It makes sense, as we might be aware, that younger ages may not be able to grasp concepts such as peace, respect, and justice. Exposure to human rights should be made through the experiences of children. In other words, educators should assimilate human rights to children on an empirical level. Therefore, an activity that will stimulate their audio-visual senses would be a good start. A song, a painting, a movie, or even a play will not only better assimilate the information they have received but will apply it even more, especially if they are actively involved in it. If, for example, the educator tells the children to draw what they understand by the concept of “freedom” or “peace” and actually capture it on a surface, then the child itself will better understand this concept and will feel proud of it, especially when it will have a positive result and reward for its work.

Image source: https://www.graduateprogram.org/2019/09/the-importance-of-building-teacher-student-relationships/

At older ages (high school), things are a bit inversely proportional.
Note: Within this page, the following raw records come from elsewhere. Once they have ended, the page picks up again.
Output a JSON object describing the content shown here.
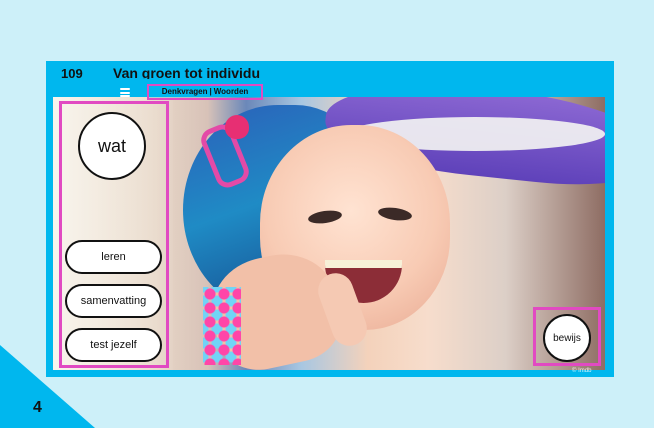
{
  "header": {
    "lesson_number": "109",
    "lesson_title": "Van groen tot individu",
    "nav": {
      "item_1": "Denkvragen",
      "separator": "|",
      "item_2": "Woorden"
    }
  },
  "left_panel": {
    "primary_circle": "wat",
    "buttons": {
      "leren": "leren",
      "samenvatting": "samenvatting",
      "test": "test jezelf"
    }
  },
  "right_panel": {
    "circle": "bewijs"
  },
  "photo": {
    "credit": "© Imdb"
  },
  "page": {
    "number": "4"
  },
  "colors": {
    "background": "#cdf0f9",
    "accent_blue": "#00b7ee",
    "highlight_pink": "#e14ac2"
  },
  "icons": {
    "menu": "menu-icon"
  }
}
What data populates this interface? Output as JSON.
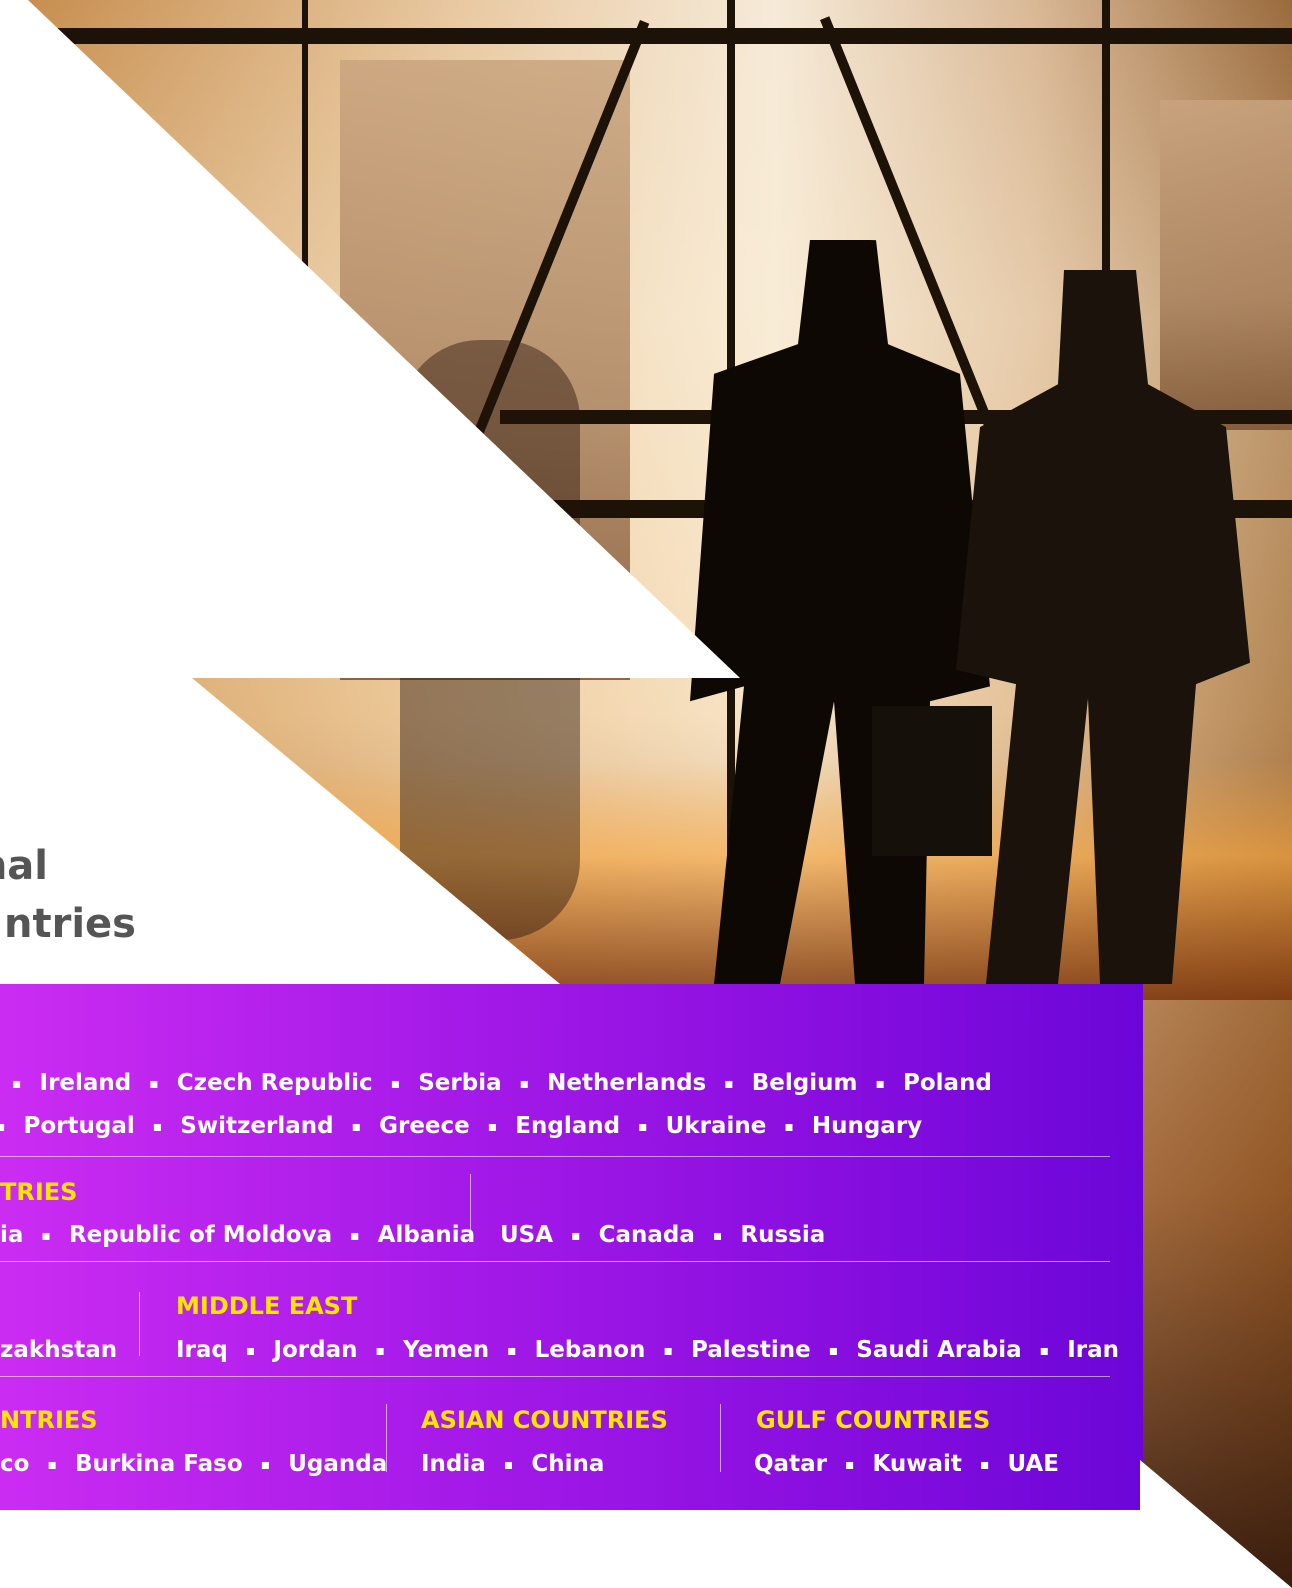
{
  "title": {
    "line1": "nal",
    "line2": "ntries"
  },
  "sections": {
    "europe_row1": [
      "Ireland",
      "Czech Republic",
      "Serbia",
      "Netherlands",
      "Belgium",
      "Poland"
    ],
    "europe_row2": [
      "Portugal",
      "Switzerland",
      "Greece",
      "England",
      "Ukraine",
      "Hungary"
    ],
    "other_eu": {
      "heading": "TRIES",
      "countries": [
        "Republic of Moldova",
        "Albania"
      ],
      "leading_fragment": "ia"
    },
    "americas_russia": {
      "countries": [
        "USA",
        "Canada",
        "Russia"
      ]
    },
    "cis_fragment": {
      "text": "zakhstan"
    },
    "middle_east": {
      "heading": "MIDDLE EAST",
      "countries": [
        "Iraq",
        "Jordan",
        "Yemen",
        "Lebanon",
        "Palestine",
        "Saudi Arabia",
        "Iran"
      ]
    },
    "african": {
      "heading": "NTRIES",
      "leading_fragment": "co",
      "countries": [
        "Burkina Faso",
        "Uganda"
      ]
    },
    "asian": {
      "heading": "ASIAN COUNTRIES",
      "countries": [
        "India",
        "China"
      ]
    },
    "gulf": {
      "heading": "GULF COUNTRIES",
      "countries": [
        "Qatar",
        "Kuwait",
        "UAE"
      ]
    }
  },
  "colors": {
    "heading": "#ffe600",
    "band_start": "#cb2cf2",
    "band_end": "#6c06d8",
    "title": "#555555"
  },
  "separator": "▪"
}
In pre-adolescence and adolescence, although their level of knowledge is much higher compared to that of preschool and primary education, students at this age tend to be less talkative and auditory types. In this case, it would be wise to apply enough child psychology to this age group. Due to the fact that teenagers get bored very easily, it would be good not to use standard methods, e.g. to write an essay on human rights or visit typical museums, but to make an exhibition/event, in which students can participate either by presenting a project or by watching a play or a documentary, which will be addressed to and appropriate for teenagers. It is significant for them to feel that they belong somewhere and that whatever they do, they do it because they really want to and not because the teacher told them to do something, ending up doing it as drudgery.

In conclusion, referring to the general context, the principles of equality and equity, justice, freedom of speech, but without violating the freedom and beliefs of the other person, mutual respect, and many others, should be taken for granted for all people, regardless of age. A school environment with democratic principles, innovative teaching methods, and responsible and free citizens is what every school, nowadays, should aim for. Once human rights are applied in the classroom, children will be able to apply them in their extracurricular activities, even in their family environment. Therefore, two very strong goals for a school of awareness are, firstly, the empowerment of young people and the promotion of the active participation of all members of the school community in the integration of human rights values ​​in all areas of school life, and secondly, to enable the school, therefore, as educators, young people should be aware of their human rights and responsibilities and be inspired to protect and defend their rights and the rights of others, based on certain basic principles (equality, dignity, respect, participation, and non-discrimination).


References
  • Five Strategies for Human Rights Education, edweek.org, Available here
  • Teaching and learning human rights values, globalpartnership.org, Available here
  • Human rights, Wikipedia, Available here
  • Human Rights Education, amnesty.org, Available here
  • United Nations – Office of the United Nations High Commissioner for Human Rights (OHCHR), From Planning to Impact: A Manual on Human Rights Training Methodology, 2019, Available here
  • European Youth Centre Budapest, Training Trainers for human rights education with young people, Budapest, 2009, Available here

TA ΤΕΛΕΥΤΑΙΑ ΑΡΘΡΑ

Penny Theodorakopoulou
Born in Corinth in 1999, she studies philosophy at University of Patras, and is currently on the third year of her studies. She enjoys reading modern philosophy, and would like to research on it after she graduates. Her passion is English and movies, as well as reading and writing movie reviews on her free time.